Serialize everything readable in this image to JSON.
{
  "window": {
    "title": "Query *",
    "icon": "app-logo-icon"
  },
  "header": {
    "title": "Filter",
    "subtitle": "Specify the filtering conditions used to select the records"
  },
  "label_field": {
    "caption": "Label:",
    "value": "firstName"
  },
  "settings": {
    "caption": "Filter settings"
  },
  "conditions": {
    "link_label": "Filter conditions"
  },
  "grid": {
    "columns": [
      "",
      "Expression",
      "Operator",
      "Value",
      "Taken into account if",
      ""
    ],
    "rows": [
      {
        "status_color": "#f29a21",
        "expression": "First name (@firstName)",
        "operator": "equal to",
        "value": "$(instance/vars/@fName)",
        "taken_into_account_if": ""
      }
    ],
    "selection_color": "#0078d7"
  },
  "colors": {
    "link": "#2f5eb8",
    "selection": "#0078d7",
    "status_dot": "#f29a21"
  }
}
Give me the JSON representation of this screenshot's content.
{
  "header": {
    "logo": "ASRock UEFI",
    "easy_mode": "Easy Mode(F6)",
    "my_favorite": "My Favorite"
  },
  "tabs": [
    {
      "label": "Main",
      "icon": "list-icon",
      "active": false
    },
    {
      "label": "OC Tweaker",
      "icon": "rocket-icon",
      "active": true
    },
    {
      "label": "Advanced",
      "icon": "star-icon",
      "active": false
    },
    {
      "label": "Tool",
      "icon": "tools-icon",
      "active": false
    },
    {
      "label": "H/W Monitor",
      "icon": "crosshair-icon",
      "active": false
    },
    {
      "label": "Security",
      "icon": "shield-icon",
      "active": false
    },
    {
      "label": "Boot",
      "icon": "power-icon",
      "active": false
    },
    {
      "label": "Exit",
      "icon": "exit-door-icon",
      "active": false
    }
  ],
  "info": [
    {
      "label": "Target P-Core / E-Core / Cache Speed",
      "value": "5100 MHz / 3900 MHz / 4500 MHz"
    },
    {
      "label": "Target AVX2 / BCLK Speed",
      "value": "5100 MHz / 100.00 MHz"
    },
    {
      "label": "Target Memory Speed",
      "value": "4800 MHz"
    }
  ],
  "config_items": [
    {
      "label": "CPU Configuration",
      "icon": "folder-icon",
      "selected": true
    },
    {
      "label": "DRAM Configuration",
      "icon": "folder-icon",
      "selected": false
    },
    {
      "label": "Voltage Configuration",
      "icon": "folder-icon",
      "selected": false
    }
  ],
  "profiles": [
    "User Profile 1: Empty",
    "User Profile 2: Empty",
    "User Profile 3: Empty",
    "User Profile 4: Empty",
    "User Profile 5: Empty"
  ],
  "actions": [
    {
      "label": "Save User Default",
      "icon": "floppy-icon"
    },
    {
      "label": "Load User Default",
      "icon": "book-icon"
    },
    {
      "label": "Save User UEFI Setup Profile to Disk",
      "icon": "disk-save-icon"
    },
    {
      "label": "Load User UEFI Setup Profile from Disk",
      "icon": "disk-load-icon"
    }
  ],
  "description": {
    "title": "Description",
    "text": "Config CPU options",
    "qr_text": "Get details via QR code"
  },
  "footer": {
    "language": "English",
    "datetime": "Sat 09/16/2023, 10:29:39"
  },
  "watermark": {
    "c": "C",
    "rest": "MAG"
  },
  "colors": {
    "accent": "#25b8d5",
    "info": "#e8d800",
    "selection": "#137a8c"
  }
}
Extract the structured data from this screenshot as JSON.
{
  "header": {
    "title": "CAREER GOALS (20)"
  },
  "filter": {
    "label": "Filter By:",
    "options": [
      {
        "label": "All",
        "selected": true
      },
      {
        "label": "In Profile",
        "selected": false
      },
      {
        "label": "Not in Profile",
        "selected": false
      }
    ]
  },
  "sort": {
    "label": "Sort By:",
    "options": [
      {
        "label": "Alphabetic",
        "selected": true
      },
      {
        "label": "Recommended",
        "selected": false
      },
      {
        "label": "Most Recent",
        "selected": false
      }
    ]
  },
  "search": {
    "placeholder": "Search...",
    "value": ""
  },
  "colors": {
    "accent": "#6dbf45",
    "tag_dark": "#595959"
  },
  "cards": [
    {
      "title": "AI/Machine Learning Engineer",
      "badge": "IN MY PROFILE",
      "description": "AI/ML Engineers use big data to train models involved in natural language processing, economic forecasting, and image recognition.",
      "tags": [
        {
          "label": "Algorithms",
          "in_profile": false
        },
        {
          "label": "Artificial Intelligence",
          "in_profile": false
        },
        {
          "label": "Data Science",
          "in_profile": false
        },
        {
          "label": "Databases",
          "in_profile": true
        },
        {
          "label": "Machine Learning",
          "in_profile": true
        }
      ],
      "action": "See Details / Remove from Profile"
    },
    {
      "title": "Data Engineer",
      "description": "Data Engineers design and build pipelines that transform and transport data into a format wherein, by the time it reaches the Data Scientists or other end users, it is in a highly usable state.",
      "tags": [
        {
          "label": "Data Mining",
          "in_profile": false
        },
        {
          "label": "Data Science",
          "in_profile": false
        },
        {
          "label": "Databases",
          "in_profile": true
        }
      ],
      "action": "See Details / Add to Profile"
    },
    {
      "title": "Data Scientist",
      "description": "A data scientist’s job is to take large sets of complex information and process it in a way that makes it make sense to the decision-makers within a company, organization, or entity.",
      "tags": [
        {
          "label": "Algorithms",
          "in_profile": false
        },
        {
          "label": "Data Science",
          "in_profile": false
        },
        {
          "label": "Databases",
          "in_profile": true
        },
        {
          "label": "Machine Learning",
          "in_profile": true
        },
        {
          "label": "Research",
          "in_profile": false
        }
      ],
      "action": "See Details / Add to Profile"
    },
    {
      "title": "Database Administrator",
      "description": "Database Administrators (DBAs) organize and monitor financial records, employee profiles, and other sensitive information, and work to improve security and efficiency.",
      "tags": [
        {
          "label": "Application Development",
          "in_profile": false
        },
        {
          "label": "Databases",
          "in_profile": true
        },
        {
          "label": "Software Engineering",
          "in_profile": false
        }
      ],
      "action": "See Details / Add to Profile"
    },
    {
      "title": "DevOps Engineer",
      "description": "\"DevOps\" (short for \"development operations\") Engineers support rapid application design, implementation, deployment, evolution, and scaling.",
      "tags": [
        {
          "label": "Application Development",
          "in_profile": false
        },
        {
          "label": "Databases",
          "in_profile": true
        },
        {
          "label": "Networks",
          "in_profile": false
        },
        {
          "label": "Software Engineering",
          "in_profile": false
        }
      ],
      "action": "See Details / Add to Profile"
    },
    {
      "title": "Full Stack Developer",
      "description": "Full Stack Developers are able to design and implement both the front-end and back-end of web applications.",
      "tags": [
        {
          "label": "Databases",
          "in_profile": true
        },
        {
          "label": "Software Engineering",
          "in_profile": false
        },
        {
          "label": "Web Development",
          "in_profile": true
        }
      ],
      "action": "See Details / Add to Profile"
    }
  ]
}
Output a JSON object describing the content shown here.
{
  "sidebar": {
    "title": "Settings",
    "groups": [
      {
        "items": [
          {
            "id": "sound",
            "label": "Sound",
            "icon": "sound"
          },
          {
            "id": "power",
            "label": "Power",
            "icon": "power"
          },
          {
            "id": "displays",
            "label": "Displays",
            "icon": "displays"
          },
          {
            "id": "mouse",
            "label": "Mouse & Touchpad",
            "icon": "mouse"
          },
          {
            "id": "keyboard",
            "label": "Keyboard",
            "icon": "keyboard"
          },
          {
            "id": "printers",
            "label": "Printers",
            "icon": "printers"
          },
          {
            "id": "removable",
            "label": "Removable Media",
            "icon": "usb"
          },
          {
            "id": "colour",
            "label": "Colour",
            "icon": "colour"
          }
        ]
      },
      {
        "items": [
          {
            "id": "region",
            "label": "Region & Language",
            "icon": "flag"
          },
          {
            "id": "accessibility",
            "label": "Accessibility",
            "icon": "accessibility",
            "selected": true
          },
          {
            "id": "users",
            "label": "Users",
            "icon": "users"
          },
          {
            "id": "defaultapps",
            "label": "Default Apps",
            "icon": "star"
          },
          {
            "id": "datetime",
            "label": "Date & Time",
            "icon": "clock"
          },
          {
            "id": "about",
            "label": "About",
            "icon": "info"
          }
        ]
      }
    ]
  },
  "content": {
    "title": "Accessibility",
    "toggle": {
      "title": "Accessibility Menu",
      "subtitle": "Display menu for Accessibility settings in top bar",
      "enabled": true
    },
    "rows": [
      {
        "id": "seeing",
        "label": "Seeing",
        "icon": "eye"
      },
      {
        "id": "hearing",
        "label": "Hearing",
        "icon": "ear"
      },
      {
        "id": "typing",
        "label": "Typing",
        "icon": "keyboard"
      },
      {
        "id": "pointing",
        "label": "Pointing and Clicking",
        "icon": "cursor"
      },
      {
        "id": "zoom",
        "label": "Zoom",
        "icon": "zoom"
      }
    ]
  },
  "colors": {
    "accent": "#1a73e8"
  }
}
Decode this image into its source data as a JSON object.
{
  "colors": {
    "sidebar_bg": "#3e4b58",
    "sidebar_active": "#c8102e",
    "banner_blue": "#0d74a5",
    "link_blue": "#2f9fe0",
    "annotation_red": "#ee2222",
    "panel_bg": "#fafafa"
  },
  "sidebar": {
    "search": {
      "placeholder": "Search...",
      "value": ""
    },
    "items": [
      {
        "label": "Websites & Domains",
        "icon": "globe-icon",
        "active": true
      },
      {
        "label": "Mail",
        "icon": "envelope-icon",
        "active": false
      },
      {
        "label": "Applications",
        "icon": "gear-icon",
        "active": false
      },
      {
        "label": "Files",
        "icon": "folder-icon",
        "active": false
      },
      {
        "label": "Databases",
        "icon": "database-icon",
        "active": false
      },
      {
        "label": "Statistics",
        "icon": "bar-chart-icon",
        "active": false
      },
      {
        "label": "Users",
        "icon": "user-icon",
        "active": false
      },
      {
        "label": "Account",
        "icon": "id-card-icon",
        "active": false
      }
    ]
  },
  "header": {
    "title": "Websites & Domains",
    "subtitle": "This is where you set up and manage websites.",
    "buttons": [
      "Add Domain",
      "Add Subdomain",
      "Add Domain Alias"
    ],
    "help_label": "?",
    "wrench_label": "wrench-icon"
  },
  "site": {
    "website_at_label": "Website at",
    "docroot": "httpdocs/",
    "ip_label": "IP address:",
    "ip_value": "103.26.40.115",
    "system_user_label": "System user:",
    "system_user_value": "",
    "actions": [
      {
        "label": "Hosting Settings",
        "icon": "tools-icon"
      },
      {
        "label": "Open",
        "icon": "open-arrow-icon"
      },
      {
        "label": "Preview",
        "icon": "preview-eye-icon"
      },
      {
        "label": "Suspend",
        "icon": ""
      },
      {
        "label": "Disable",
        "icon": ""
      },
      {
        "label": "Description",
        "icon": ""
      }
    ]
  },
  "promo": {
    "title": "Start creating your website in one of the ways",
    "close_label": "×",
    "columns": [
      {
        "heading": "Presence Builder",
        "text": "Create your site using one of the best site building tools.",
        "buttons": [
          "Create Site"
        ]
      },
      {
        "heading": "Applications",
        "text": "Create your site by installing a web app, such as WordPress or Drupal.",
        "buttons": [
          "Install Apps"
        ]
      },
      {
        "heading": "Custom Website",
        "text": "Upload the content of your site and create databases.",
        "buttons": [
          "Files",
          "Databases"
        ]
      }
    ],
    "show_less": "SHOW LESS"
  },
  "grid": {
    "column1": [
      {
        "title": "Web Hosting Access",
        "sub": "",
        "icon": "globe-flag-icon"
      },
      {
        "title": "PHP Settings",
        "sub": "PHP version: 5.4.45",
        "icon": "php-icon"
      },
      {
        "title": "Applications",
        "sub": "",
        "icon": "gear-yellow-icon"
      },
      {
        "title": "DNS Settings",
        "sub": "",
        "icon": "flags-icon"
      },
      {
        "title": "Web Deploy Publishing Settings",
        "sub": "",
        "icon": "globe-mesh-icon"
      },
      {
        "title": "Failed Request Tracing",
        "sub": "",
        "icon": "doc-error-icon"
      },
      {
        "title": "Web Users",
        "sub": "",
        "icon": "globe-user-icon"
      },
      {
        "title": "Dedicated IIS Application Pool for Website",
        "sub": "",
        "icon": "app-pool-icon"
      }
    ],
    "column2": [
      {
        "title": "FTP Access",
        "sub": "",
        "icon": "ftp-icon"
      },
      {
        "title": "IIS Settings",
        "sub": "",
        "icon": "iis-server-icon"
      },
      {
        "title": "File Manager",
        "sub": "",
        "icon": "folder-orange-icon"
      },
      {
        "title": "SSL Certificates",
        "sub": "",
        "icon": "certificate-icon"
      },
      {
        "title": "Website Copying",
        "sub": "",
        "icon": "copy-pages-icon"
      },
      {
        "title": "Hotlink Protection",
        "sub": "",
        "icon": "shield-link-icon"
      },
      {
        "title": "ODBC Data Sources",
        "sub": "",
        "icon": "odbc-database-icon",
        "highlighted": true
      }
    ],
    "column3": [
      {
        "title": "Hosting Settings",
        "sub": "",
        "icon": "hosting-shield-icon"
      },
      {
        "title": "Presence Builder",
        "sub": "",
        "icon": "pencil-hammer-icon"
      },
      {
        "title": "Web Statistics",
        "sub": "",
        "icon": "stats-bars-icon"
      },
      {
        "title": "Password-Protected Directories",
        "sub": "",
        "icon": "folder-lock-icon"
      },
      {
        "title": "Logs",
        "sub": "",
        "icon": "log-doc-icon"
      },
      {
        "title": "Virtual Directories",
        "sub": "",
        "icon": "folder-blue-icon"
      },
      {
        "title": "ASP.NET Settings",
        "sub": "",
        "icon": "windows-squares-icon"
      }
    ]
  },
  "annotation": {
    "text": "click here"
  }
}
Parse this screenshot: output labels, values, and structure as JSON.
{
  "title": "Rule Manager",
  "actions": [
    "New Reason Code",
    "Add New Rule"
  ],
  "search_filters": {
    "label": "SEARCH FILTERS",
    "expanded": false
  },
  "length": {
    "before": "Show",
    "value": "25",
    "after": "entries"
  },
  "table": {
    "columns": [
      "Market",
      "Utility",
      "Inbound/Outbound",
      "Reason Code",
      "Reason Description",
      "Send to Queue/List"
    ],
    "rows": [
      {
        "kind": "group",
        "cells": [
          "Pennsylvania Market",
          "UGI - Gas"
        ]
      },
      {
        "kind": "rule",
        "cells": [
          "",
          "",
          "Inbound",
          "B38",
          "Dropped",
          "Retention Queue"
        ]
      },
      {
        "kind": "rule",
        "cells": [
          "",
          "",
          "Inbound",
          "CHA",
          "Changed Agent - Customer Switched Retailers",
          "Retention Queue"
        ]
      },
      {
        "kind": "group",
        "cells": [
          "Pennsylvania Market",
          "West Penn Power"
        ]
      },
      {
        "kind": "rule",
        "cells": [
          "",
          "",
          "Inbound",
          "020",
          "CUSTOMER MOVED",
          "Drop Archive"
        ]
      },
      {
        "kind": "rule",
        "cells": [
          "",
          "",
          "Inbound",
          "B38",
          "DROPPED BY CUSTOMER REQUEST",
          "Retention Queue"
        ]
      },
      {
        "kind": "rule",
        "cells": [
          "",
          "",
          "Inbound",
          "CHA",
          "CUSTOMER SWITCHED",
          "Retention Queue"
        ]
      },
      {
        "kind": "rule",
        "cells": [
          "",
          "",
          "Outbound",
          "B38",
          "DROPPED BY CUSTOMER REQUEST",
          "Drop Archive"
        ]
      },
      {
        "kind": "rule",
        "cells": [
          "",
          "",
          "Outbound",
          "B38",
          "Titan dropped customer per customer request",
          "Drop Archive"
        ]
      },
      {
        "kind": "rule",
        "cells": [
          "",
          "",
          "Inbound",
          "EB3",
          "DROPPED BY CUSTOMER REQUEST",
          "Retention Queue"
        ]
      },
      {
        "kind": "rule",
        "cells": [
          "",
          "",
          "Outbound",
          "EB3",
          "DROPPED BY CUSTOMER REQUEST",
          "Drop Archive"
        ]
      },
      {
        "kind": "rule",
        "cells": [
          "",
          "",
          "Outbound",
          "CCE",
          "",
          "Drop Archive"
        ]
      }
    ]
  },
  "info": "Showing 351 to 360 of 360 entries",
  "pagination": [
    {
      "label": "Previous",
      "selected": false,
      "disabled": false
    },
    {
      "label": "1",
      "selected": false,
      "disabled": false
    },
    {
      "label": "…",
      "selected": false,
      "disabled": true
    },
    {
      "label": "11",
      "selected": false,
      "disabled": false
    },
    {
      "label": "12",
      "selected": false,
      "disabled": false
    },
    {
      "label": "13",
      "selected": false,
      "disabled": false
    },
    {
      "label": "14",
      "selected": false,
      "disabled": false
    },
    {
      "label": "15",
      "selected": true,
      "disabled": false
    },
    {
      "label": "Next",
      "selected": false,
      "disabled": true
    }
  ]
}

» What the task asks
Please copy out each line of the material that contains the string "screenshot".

» Result for this exercise
Give me the JSON representation of this screenshot's content.
Extract the structured data from this screenshot as JSON.
Parse this screenshot: output labels, values, and structure as JSON.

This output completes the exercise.